## Work item
Using the records provided below, locate and copy each line that contains the word "kind".

◇ ◇ ◇ ◇ ◇ ◇ ◇

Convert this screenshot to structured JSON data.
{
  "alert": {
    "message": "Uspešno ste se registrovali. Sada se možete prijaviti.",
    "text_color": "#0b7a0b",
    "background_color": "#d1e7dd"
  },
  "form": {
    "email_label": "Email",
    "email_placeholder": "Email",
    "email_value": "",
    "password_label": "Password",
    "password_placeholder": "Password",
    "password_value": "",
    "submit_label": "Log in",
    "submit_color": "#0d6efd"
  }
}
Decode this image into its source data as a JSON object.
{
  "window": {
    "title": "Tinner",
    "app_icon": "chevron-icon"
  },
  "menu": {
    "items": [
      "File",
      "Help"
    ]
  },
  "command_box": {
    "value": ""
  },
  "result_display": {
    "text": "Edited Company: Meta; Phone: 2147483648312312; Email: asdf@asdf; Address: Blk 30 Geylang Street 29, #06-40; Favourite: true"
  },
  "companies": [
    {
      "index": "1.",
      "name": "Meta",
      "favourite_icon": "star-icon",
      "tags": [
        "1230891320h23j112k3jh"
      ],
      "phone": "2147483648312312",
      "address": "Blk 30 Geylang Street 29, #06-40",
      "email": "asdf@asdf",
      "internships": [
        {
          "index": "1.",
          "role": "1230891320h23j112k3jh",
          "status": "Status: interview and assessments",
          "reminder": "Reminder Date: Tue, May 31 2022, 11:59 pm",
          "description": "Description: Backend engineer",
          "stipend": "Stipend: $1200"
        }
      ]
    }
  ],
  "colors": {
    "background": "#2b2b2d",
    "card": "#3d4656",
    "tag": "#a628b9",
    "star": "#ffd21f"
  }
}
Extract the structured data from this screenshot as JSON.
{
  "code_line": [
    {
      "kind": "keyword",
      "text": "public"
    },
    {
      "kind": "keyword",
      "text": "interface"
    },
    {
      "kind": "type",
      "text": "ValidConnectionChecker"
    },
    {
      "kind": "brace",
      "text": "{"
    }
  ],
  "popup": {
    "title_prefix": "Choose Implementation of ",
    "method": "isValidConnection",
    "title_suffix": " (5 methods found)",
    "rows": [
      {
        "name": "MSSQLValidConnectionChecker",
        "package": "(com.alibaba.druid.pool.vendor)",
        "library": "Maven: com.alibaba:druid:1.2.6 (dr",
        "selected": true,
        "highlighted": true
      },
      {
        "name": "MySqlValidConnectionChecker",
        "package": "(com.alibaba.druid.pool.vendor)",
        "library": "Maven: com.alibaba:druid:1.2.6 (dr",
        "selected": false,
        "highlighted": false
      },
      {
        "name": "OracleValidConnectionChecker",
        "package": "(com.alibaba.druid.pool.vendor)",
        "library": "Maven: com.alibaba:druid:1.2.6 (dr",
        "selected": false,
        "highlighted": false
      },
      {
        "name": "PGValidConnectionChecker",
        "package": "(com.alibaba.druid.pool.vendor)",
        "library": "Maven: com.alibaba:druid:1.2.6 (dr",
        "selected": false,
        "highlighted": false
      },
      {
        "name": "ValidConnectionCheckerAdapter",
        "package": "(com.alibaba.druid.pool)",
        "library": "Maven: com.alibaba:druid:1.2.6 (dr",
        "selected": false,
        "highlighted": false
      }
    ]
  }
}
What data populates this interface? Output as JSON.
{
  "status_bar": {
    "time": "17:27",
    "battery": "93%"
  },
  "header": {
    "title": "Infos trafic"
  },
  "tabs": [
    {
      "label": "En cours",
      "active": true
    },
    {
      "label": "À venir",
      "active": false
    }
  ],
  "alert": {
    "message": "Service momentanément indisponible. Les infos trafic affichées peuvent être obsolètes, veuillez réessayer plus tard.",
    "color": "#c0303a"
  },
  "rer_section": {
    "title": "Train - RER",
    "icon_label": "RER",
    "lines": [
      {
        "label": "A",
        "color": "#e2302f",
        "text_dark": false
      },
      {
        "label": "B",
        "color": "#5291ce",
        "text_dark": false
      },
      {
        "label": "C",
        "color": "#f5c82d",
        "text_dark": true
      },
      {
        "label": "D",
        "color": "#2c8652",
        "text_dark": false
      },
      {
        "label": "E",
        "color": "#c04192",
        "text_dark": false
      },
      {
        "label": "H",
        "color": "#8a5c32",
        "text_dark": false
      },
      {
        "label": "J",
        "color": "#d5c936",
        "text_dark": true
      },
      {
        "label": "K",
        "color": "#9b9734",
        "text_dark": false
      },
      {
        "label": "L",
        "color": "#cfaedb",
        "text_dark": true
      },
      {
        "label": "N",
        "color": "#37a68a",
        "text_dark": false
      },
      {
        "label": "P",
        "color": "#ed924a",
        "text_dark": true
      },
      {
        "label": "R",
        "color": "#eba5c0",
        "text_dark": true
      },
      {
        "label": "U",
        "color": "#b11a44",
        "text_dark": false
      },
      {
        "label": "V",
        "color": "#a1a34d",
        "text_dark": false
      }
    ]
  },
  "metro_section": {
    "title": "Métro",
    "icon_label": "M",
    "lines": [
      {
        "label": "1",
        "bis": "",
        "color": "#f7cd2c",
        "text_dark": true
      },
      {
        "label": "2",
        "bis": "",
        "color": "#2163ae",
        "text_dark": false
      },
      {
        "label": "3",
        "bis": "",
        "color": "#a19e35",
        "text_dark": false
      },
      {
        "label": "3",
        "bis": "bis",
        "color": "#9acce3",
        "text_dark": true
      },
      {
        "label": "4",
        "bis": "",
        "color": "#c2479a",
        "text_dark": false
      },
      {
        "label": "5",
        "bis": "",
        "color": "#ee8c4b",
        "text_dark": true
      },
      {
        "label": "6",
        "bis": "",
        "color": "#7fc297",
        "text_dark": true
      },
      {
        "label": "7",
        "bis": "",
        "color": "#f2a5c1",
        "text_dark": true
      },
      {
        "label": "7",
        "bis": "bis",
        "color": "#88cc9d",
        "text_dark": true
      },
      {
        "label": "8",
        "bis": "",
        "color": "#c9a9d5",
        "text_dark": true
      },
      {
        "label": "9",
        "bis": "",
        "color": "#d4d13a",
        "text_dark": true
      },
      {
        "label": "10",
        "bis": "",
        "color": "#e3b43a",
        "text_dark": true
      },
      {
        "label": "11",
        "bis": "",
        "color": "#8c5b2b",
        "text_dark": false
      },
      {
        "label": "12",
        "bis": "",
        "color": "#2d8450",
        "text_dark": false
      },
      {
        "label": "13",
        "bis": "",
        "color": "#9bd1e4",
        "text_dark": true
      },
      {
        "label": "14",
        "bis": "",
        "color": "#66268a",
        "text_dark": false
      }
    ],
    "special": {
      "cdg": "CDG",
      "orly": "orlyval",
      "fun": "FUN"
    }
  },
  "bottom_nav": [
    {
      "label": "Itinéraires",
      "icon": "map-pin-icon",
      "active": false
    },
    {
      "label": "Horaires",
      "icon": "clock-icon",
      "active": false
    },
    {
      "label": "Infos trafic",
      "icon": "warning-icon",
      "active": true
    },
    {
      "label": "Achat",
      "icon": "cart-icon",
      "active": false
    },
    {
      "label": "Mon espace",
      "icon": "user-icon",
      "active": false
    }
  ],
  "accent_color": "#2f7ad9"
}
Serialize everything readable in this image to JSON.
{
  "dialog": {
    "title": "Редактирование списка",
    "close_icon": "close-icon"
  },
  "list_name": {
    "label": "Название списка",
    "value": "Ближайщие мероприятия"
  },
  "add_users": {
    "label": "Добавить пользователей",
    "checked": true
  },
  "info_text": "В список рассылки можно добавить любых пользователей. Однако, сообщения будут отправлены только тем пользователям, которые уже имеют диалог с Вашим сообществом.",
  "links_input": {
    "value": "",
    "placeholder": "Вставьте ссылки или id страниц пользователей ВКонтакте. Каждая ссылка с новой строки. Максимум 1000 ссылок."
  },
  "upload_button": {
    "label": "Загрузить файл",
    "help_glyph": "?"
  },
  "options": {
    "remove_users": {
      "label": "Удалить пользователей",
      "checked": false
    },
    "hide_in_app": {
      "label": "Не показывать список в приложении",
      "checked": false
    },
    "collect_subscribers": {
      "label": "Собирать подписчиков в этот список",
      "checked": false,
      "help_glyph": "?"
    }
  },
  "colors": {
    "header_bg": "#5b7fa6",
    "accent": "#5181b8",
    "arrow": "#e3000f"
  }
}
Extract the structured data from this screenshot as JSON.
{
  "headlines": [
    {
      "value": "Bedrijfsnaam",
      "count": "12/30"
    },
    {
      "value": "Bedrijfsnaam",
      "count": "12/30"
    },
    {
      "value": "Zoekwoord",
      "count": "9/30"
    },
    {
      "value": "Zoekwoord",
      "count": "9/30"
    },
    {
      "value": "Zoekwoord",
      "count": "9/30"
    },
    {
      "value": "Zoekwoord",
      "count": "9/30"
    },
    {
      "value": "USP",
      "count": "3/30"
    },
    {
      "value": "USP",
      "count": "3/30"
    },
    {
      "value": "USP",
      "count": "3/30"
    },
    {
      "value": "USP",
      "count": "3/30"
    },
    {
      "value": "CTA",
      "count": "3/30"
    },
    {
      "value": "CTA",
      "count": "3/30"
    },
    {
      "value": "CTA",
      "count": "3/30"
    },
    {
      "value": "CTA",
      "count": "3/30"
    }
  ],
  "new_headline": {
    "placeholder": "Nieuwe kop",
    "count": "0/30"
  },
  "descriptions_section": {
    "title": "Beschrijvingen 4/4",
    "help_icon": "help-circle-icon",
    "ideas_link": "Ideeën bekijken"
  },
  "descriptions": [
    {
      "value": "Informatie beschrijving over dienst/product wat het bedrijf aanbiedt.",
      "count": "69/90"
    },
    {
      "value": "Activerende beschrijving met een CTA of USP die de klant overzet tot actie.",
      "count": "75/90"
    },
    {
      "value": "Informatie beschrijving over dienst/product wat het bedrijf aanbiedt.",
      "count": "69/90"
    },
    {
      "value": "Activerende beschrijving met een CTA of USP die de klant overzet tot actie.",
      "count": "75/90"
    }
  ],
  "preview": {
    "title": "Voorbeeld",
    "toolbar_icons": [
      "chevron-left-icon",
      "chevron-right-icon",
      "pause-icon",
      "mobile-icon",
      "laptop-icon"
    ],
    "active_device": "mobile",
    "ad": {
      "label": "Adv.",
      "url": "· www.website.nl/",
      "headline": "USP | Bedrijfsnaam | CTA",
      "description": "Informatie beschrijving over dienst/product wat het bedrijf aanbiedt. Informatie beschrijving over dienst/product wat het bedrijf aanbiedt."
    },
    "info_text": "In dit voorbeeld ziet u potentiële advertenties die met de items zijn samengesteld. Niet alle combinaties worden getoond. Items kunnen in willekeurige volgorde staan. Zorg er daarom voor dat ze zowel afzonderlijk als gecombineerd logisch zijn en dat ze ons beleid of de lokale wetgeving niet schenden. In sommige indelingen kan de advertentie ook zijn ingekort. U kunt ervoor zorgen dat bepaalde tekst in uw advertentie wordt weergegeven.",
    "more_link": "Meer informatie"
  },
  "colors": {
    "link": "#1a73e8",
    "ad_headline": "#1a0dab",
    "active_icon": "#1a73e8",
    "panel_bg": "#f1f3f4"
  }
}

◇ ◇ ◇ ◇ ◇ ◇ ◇

## Answer space
      "kind": "keyword",
      "kind": "keyword",
      "kind": "type",
      "kind": "brace",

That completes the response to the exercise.